The U.S. scientific community has long led the world in research on such areas as public health, environmental science, and issues affecting quality of life. These scientists have produced landmark studies on the dangers of DDT, tobacco smoke, acid rain, and global warming. But at the same time, a small yet potent subset of this community leads the world in vehement denial of these dangers. Merchants of Doubt tells the story of how a loose-knit group of high-level scientists and scientific advisers, with deep connections in politics and industry, ran effective campaigns to mislead the public and deny well-established scientific knowledge over four decades. Remarkably, the same individuals surface repeatedly-some of the same figures who have claimed that the science of global warming is "not settled" denied the truth of studies linking smoking to lung cancer, coal smoke to acid rain, and CFCs to the ozone hole. "Doubt is our product," wrote one tobacco executive. These "experts" supplied it. Naomi Oreskes and Erik M. Conway, historians of science, roll back the rug on this dark corner of the American scientific community, showing how ideology and corporate interests, aided by a too-compliant media, have skewed public understanding of some of the most pressing issues of our era.
Author: Michael J. Manfredo
Publisher: Springer Science & Business Media
Release Date: 2009-06-29
Genre: Technology & Engineering
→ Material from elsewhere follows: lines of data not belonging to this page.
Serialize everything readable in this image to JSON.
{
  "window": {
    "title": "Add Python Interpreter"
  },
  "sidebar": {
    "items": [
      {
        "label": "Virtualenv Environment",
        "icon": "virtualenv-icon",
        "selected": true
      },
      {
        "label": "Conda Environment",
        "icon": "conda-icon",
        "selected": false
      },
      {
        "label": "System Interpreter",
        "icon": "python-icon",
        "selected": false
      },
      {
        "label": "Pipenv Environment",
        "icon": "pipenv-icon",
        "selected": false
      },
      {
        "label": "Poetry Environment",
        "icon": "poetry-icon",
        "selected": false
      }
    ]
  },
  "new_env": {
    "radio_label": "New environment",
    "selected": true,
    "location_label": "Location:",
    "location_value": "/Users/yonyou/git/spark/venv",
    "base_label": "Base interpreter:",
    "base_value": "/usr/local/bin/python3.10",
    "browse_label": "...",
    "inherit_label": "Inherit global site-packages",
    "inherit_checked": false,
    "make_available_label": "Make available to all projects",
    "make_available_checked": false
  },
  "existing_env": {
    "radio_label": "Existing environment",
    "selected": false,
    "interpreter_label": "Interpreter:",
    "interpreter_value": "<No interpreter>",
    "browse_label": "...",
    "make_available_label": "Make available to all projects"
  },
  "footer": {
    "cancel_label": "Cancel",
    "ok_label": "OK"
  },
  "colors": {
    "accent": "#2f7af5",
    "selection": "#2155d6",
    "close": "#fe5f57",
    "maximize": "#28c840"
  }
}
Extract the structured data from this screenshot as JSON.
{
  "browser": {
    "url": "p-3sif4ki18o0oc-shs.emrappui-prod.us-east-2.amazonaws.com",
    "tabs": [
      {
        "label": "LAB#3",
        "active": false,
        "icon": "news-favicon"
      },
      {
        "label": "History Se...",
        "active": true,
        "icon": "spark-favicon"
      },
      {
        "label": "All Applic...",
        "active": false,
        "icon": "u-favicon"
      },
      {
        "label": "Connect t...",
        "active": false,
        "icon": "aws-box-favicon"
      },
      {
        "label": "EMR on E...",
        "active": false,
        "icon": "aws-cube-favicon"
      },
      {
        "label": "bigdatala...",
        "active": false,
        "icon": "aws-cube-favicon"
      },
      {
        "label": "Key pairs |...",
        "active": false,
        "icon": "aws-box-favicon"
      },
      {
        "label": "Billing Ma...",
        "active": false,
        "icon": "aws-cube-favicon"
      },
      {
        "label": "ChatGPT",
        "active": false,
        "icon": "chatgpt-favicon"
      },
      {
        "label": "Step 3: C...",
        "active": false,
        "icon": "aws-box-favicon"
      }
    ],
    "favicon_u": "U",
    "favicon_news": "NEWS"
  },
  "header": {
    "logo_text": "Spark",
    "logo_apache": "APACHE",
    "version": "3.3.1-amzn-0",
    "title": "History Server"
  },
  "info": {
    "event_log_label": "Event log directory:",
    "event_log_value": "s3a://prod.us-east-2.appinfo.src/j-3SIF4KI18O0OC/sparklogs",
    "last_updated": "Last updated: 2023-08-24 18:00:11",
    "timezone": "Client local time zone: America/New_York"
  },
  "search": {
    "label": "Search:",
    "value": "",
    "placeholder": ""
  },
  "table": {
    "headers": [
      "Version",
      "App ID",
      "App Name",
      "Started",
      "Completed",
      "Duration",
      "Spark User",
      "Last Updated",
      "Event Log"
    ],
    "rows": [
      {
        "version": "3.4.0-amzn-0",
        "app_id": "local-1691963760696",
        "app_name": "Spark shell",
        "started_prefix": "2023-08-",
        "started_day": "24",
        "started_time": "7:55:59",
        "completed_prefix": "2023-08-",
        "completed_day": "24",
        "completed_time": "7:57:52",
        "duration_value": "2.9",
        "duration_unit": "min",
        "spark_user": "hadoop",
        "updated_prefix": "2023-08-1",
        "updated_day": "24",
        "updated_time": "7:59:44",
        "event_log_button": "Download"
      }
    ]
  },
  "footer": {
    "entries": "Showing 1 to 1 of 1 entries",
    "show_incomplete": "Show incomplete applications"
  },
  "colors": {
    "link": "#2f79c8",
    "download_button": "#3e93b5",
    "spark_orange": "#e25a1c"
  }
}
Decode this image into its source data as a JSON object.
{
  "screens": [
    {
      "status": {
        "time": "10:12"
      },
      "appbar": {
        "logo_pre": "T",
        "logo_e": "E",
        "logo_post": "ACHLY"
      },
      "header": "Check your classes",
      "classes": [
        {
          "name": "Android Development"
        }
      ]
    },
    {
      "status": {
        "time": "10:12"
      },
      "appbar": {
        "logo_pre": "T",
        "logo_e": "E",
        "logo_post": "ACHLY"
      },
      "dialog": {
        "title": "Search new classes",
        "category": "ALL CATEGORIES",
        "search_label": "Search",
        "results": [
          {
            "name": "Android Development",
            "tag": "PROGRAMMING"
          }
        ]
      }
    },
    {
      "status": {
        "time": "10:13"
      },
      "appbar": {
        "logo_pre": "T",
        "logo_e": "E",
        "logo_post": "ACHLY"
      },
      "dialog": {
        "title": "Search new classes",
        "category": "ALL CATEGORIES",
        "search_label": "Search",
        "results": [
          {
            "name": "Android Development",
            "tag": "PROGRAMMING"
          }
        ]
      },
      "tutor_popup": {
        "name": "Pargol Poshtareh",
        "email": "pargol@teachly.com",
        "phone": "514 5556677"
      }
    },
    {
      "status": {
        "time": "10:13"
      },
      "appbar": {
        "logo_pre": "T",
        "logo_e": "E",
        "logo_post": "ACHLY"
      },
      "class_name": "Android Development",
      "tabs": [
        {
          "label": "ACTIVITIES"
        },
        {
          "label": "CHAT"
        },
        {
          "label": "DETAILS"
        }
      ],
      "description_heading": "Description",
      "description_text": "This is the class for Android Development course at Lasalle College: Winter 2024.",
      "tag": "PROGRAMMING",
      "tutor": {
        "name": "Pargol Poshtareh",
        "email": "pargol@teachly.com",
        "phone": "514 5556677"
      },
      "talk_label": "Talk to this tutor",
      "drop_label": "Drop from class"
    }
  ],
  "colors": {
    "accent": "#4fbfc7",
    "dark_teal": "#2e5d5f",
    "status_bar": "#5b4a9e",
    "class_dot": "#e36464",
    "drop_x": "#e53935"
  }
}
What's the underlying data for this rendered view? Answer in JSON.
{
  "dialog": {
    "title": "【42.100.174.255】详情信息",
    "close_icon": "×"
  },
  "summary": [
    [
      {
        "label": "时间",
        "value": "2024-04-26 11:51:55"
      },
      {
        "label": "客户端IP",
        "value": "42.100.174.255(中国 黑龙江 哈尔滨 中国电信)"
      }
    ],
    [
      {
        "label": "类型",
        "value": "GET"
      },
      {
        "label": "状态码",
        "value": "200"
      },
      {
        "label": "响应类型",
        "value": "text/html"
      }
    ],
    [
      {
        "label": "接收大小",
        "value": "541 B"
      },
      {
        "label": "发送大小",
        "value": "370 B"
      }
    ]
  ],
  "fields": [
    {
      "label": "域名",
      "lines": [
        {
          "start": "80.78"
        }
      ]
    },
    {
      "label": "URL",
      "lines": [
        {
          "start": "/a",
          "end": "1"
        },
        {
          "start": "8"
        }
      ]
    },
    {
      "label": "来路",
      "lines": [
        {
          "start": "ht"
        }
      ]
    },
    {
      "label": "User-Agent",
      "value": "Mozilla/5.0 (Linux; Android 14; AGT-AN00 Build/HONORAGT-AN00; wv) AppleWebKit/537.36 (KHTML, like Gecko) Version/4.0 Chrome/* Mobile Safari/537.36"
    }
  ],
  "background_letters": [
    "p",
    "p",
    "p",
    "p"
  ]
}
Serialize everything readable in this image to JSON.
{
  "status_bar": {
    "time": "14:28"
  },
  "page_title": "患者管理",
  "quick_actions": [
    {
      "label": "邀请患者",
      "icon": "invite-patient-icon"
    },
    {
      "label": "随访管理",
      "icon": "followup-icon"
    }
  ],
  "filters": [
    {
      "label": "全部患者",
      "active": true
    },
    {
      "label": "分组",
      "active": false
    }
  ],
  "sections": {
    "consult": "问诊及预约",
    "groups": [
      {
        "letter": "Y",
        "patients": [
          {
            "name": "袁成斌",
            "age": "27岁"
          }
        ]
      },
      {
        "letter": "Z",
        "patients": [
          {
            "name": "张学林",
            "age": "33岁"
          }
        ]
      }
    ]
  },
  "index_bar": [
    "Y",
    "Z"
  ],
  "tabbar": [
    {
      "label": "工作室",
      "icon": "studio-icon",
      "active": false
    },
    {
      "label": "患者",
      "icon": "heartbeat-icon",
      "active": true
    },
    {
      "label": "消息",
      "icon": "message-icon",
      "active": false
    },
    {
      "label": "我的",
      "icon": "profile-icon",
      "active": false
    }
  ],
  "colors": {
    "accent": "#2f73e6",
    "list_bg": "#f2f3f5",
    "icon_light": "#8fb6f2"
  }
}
Who Cares About Wildlife? integrates social science theory in order to provide a conceptual structure for understanding and studying human interaction with wildlife. A thorough review of the current literature in conceptual areas, including norms, values, attitudes, emotions, wildlife value orientations, cultural change, and evolutionary forces/inherited tendencies is provided, and the importance of these areas in studying human-wildlife relationships is highlighted. No other book both considers the human relationship with wildlife and provides a theoretical framework for understanding this relationship on the individual, as well as cultural level. Who Cares About Wildlife? will be valuable both to students and to practitioners in wildlife management and conservation, as well those interested in the human relationship with wildlife, natural resources, and the environment.